PREVENTION, SYMPTOMS, TREATMENT
Carbon monoxide is produced when fuels such as gas, oil, coal and wood do not burn fully.
Gas, oil, coal and wood are sources of fuel used in many household appliances, including: boilers, gas fires, central heating systems, water heaters, cookers and open fires.
Incorrectly installed, poorly maintained or poorly ventilated household appliances, such as cookers, heaters and central heating boilers, are the most common causes of accidental exposure to carbon monoxide.

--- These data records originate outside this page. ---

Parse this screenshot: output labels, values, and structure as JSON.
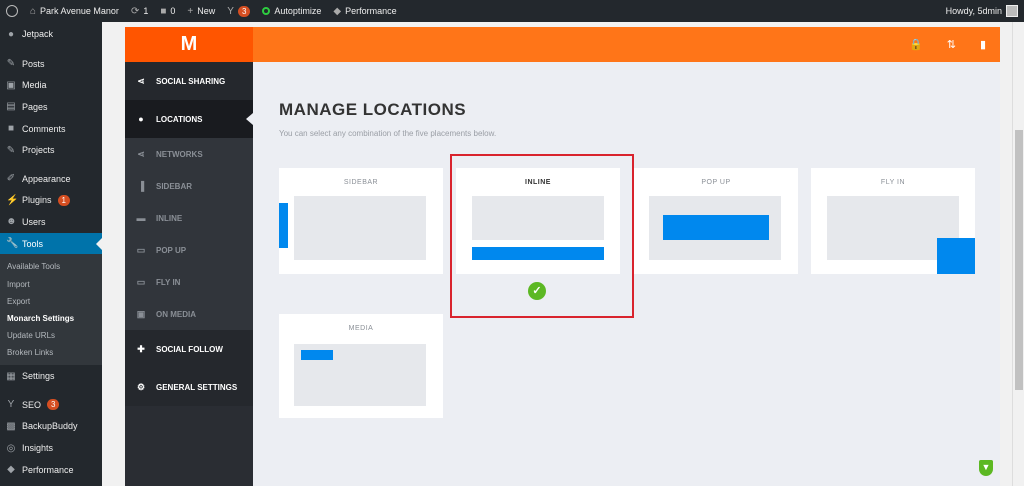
{
  "adminbar": {
    "site_name": "Park Avenue Manor",
    "updates_count": "1",
    "comments_count": "0",
    "new_label": "New",
    "yoast_badge": "3",
    "autoptimize_label": "Autoptimize",
    "performance_label": "Performance",
    "howdy": "Howdy, 5dmin"
  },
  "wpmenu": {
    "items": [
      {
        "label": "Jetpack",
        "icon": "jetpack-icon"
      },
      {
        "label": "Posts",
        "icon": "pin-icon"
      },
      {
        "label": "Media",
        "icon": "media-icon"
      },
      {
        "label": "Pages",
        "icon": "pages-icon"
      },
      {
        "label": "Comments",
        "icon": "comment-icon"
      },
      {
        "label": "Projects",
        "icon": "pin-icon"
      },
      {
        "label": "Appearance",
        "icon": "brush-icon"
      },
      {
        "label": "Plugins",
        "icon": "plug-icon",
        "badge": "1"
      },
      {
        "label": "Users",
        "icon": "user-icon"
      },
      {
        "label": "Tools",
        "icon": "wrench-icon"
      }
    ],
    "tools_submenu": [
      "Available Tools",
      "Import",
      "Export",
      "Monarch Settings",
      "Update URLs",
      "Broken Links"
    ],
    "lower_items": [
      {
        "label": "Settings",
        "icon": "settings-icon"
      },
      {
        "label": "SEO",
        "icon": "yoast-icon",
        "badge": "3"
      },
      {
        "label": "BackupBuddy",
        "icon": "backup-icon"
      },
      {
        "label": "Insights",
        "icon": "insights-icon"
      },
      {
        "label": "Performance",
        "icon": "performance-icon"
      }
    ]
  },
  "monarch": {
    "logo": "M",
    "nav": {
      "social_sharing": "Social Sharing",
      "locations": "Locations",
      "networks": "Networks",
      "sidebar": "Sidebar",
      "inline": "Inline",
      "popup": "Pop Up",
      "flyin": "Fly In",
      "onmedia": "On Media",
      "social_follow": "Social Follow",
      "general_settings": "General Settings"
    },
    "title": "MANAGE LOCATIONS",
    "subtitle": "You can select any combination of the five placements below.",
    "cards": {
      "sidebar": "SIDEBAR",
      "inline": "INLINE",
      "popup": "POP UP",
      "flyin": "FLY IN",
      "media": "MEDIA"
    },
    "accent": "#ff7518",
    "selected_color": "#5cb823"
  }
}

Other possible causes of carbon monoxide poisoning include: blocked flues and chimneys – this can stop carbon monoxide escaping, allowing it to reach dangerous levels or burning fuel in an enclosed or unventilated space – for example, running a car engine, petrol-powered generator inside a garage, or a faulty boiler in an enclosed kitchen.
The symptoms of carbon monoxide poisoning are not always obvious, particularly during low-level exposure. A tension-type headache is the most common symptom of mild carbon monoxide poisoning. Other symptoms include: dizziness, feeling and being sick, tiredness and confusion, stomach pain, shortness of breath and difficulty breathing. The symptoms of exposure to low levels of carbon monoxide can be similar to those of food poisoning and flu.

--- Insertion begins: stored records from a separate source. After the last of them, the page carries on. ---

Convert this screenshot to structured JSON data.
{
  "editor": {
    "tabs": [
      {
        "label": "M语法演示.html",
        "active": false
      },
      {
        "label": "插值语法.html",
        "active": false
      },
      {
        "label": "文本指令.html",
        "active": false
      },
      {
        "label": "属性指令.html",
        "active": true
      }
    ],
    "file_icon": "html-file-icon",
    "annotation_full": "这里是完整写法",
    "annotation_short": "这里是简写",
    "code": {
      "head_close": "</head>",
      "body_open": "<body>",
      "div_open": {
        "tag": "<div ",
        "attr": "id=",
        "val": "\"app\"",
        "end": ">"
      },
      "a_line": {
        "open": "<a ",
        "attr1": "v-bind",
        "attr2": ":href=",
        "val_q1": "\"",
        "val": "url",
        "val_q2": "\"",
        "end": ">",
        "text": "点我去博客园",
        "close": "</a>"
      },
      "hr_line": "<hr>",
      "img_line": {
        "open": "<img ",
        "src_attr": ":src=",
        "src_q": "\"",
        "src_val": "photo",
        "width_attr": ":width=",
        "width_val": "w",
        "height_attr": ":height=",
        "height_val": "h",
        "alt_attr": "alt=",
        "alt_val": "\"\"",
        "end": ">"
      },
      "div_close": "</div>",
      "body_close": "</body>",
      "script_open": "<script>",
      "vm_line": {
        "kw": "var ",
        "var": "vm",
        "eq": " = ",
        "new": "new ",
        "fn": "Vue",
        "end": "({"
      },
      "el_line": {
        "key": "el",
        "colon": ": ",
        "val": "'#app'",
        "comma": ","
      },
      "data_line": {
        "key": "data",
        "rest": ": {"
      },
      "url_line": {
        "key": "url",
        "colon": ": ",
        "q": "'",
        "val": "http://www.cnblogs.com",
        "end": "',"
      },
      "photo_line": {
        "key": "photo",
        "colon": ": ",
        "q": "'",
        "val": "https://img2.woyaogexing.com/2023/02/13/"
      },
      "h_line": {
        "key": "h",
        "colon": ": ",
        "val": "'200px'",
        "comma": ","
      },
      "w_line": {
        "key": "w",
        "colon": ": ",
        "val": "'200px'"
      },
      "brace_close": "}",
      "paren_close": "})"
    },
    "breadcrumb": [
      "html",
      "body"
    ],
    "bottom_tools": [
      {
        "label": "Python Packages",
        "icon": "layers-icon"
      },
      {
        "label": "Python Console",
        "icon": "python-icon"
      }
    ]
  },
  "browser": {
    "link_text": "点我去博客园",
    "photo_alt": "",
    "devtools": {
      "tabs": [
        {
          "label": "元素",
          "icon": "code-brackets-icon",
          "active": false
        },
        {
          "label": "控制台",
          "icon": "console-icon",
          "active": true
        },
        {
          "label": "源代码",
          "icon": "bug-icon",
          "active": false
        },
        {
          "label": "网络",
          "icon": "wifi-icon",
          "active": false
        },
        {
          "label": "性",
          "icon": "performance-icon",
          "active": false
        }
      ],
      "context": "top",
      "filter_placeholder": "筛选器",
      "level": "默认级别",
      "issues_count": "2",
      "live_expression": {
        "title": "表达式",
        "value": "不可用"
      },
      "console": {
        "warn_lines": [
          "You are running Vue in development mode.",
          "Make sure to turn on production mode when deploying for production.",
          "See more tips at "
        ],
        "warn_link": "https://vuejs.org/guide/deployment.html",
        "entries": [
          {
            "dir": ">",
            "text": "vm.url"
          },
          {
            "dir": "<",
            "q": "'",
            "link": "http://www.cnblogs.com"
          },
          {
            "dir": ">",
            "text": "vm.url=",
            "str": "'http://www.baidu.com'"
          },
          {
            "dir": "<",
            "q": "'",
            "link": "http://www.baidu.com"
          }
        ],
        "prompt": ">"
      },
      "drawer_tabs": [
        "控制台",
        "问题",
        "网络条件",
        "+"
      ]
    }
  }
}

The longer you inhale the gas, the worse your symptoms will be. You may lose balance, vision and memory and, eventually, you may lose consciousness. This can happen within 2 hours if there’s a lot of carbon monoxide in the air.
Seek medical advice from your doctor if you think you have been exposed to low levels of carbon monoxide. Call 112 straight away if you think you have been exposed to high levels.
It’s important to be aware of the dangers and identify any appliances in your house that could potentially leak carbon monoxide. Boilers, cookers, heating systems and appliances should be installed and regularly serviced by a reputable, registered engineer. Do not attempt to install or service appliances yourself.
Install a carbon monoxide alarm in your home to alert you if there’s a carbon monoxide leak. Make sure it’s approved to the latest European Standard (EN50291).
However an alarm is not a substitute for maintaining and regularly servicing household appliances.Source: NHS